- What you have to do: The answer must consist of every line from the data that holds the string "class".

Data records for software interfaces:
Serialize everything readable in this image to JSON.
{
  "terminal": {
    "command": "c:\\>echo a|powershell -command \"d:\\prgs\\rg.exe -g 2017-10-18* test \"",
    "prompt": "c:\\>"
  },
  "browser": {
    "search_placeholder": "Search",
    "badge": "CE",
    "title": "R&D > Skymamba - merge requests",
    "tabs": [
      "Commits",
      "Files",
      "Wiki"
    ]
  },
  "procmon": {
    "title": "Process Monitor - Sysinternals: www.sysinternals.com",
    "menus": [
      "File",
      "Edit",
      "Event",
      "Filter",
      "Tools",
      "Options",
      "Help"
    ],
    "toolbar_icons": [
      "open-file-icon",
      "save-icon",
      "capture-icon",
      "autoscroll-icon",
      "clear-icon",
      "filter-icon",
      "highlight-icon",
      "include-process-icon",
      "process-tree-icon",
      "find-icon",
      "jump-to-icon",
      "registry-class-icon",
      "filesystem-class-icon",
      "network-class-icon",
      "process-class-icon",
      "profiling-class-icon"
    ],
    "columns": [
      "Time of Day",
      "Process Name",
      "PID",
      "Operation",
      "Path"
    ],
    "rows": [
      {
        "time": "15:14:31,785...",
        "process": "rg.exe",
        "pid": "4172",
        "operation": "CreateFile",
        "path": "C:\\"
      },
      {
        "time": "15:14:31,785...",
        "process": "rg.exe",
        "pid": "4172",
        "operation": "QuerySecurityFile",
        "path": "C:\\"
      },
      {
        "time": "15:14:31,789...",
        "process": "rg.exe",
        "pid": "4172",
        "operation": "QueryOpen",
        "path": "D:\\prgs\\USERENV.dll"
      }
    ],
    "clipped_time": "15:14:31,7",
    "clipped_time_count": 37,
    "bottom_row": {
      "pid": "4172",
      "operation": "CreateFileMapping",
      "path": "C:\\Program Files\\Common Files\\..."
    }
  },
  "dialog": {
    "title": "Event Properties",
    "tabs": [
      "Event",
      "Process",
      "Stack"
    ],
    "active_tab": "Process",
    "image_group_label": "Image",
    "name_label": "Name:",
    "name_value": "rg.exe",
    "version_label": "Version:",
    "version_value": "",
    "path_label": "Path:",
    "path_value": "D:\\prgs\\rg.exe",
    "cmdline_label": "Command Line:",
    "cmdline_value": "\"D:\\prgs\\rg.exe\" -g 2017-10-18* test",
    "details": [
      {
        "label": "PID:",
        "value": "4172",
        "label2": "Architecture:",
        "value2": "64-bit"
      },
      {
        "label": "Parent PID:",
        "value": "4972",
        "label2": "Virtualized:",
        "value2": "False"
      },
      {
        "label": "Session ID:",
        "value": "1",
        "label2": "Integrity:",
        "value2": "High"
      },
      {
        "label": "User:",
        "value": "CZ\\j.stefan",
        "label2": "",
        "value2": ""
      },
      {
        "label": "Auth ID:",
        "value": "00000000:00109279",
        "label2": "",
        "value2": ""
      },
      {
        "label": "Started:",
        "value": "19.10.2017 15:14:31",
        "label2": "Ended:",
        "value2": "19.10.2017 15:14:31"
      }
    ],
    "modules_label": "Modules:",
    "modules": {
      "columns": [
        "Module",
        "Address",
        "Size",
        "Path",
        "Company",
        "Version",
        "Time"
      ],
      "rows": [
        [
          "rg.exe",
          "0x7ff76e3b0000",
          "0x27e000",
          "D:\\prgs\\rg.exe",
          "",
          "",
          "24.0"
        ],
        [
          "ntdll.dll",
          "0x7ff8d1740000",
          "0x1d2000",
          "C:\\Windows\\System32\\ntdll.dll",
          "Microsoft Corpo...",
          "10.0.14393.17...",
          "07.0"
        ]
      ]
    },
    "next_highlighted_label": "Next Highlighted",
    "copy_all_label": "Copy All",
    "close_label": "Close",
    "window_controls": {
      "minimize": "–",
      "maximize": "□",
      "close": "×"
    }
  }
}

- Exercise response:
      "registry-class-icon",
      "filesystem-class-icon",
      "network-class-icon",
      "process-class-icon",
      "profiling-class-icon"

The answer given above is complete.